Introduced decades ago, the constitutional provisions reserved government jobs and college places for Kashmir’s residents, among other limits aiming to keep people from other parts of the country from overrunning the state, reported Reuters.
The government also lifted a ban on property purchases by non-residents, opening the way for Indians to invest and settle there, just as they can elsewhere in India, although the measure is likely to provoke a backlash in the region.
The announcement follows days of uncertainty in the region that began on Friday when New Delhi ordered tourists and Hindu pilgrims to leave “immediately”.
All phones, internet services and cable networks in the restive Himalayan region of more than seven million people were cut at midnight, and only residents issued with a curfew pass were allowed on the streets.
The announcement sparked chaotic scenes in the national parliament. The main opposition Congress party described it as a “catastrophic step”.
One lawmaker from the regional Kashmir-based Peoples Democratic Party tore up a copy of the Indian constitution before being reportedly removed from the chambers by parliamentary marshals.
Pakistan’s foreign ministry condemned the Indian government’s move as “illegal”.
“As the party to this international dispute, Pakistan will exercise all possible options to counter the illegal steps,” it said in a statement.
A senior Pakistani security source said that a meeting of the Pakistani military’s top commanders had been called for today.
Kashmir has been divided between Indian and Pakistan since their independence in 1947.
For three decades the Indian-administered part has been in the grip of an insurgency that has left tens of thousands dead.
Armed Kashmiri rebels and many residents have fought for the region’s independence or to join neighbour Pakistan.
There were already growing fears among Kashmiris that the special status would be ditched after Modi’s Bharatiya Janata Party (BJP) obtained a large parliamentary majority in recent elections.
His party had vowed to fulfil a long-held promise to scrap the laws, and many fear New Delhi wants to change the region’s demographics by allowing non-Kashmiris, mostly Hindus, to buy land locally.
The move is set to exacerbate the already bloody rebellion in Kashmir and deepen the long-running animosity with nuclear rival Pakistan which has fought two out of three wars with India over the territory.
“There will be a very strong reaction in Kashmir. It’s already in a state of unrest and this will only make it worse,” Wajahat Habibullah, a former senior bureaucrat in Jammu and Kashmir, told AFP.
Yesterday’s move reflects Modi’s muscular approach to national security.

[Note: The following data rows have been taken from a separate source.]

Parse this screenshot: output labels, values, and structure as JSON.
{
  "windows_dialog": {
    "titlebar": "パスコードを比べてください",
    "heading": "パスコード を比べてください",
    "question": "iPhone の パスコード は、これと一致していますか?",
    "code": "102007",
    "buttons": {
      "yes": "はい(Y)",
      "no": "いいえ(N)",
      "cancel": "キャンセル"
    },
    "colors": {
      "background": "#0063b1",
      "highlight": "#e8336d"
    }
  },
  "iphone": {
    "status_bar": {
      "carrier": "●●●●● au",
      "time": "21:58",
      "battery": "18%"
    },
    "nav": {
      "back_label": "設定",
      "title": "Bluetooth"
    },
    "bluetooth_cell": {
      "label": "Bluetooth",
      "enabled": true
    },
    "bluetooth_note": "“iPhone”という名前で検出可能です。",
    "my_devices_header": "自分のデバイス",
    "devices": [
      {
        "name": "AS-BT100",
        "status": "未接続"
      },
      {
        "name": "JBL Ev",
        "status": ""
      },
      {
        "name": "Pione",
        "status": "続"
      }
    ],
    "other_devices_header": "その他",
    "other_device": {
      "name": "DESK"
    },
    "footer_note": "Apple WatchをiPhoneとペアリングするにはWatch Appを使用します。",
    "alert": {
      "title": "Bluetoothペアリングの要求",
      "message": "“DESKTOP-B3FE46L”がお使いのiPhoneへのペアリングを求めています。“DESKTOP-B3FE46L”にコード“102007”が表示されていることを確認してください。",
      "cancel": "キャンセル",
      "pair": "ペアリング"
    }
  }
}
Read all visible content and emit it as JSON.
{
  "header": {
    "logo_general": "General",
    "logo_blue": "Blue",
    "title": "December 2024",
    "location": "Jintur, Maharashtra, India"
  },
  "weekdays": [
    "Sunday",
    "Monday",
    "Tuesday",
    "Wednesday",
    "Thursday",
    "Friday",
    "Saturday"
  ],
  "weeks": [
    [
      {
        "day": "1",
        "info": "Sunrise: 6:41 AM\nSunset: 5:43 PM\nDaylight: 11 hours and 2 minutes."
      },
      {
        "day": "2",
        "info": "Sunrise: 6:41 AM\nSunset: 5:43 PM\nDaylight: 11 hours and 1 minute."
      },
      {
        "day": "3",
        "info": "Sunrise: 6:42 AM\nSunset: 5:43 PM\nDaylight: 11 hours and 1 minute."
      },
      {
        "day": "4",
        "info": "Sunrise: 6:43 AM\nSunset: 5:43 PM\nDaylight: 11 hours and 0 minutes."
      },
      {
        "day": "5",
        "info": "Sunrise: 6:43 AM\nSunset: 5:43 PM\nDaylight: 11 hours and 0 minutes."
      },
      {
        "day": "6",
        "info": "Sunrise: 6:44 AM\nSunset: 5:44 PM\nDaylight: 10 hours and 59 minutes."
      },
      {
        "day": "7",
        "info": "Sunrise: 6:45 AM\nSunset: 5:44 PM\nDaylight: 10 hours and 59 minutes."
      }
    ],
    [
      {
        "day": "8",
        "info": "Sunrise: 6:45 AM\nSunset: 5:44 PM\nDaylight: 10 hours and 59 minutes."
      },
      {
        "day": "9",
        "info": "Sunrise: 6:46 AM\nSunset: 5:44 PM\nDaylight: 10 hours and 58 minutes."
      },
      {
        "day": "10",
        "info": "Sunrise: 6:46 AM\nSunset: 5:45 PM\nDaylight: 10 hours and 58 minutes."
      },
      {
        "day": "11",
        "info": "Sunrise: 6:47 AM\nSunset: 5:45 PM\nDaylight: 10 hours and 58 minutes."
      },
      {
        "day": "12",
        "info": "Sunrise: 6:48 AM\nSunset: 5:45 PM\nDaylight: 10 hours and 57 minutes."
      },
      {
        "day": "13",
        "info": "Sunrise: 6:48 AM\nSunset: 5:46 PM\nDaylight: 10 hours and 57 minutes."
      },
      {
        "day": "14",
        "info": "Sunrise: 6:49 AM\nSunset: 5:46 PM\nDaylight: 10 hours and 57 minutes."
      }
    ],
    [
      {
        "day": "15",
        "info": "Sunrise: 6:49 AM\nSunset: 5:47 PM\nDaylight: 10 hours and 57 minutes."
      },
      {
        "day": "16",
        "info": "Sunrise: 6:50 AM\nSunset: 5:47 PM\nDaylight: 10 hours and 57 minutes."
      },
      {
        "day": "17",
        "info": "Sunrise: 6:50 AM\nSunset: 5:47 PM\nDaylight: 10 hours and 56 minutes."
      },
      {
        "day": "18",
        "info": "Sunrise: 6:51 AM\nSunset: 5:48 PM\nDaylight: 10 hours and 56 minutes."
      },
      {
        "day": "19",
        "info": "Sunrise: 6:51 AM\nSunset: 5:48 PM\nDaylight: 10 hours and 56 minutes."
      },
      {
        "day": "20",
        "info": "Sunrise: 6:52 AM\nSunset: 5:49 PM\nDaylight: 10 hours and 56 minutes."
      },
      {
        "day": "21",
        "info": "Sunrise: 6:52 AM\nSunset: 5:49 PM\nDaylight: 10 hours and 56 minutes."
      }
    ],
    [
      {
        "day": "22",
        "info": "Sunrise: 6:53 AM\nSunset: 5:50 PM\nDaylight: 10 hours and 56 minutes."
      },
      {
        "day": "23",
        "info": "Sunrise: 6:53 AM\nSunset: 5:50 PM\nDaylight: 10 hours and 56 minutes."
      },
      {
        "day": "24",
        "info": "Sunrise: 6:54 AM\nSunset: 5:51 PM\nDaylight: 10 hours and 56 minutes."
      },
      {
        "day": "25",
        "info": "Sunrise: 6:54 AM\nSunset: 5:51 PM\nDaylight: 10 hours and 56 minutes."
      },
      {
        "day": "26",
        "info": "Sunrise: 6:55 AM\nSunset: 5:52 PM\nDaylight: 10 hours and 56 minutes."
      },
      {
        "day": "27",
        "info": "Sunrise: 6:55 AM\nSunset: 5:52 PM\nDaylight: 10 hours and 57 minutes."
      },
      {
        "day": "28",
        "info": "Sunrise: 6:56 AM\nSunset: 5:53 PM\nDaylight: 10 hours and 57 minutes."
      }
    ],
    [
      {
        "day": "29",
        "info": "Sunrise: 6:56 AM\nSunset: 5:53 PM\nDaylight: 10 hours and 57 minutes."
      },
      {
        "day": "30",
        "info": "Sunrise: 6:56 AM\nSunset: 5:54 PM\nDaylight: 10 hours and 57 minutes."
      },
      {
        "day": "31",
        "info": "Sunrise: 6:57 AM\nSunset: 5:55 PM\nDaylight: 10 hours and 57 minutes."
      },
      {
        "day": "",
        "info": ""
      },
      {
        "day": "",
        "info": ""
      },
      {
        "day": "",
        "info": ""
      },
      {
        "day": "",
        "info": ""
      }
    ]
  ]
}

In February, he ordered war planes into Pakistan after a militant group based there claimed responsibility for a deadly attack on a military convoy in Kashmir.
The Indian government yesterday also decided to split the state into two federal territories, one formed by Jammu and Kashmir, and the other consisting of the enclave of Ladakh, citing internal security considerations.
India’s interior ministry ordered all states to put security forces on “maximum alert” to maintain public order and quash the spread of any rumours.
Ram Madhav, general secretary of Modi’s BJP, hailed the government’s actions as ushering in a “glorious day”. In Modi’s western home state of Gujarat, people shouted slogans of support on the streets.
In Pakistani-controlled areas of the region, however, there was anger at India, with protests extending to the capital, Islamabad and the southern commercial centre of Karachi.
In Muzaffarabad, 45 km from the two countries’ contested border, dozens of protesters held black flags and burnt car tyres, chanting “Down with India”.
WHAT IS ARTICLE 370?
Article 370 gave Jammu and Kashmir state a special position in India’s union. The provision gave Kashmir’s assembly the power to vet national laws passed by New Delhi. It also gave the state a separate constitution and a flag. Under the provision, Indians outside the state were blocked from permanently settling, buying land, holding local government jobs and securing education scholarships. Under the changed status, the region will now be governed by the laws applicable to other Indian citizens.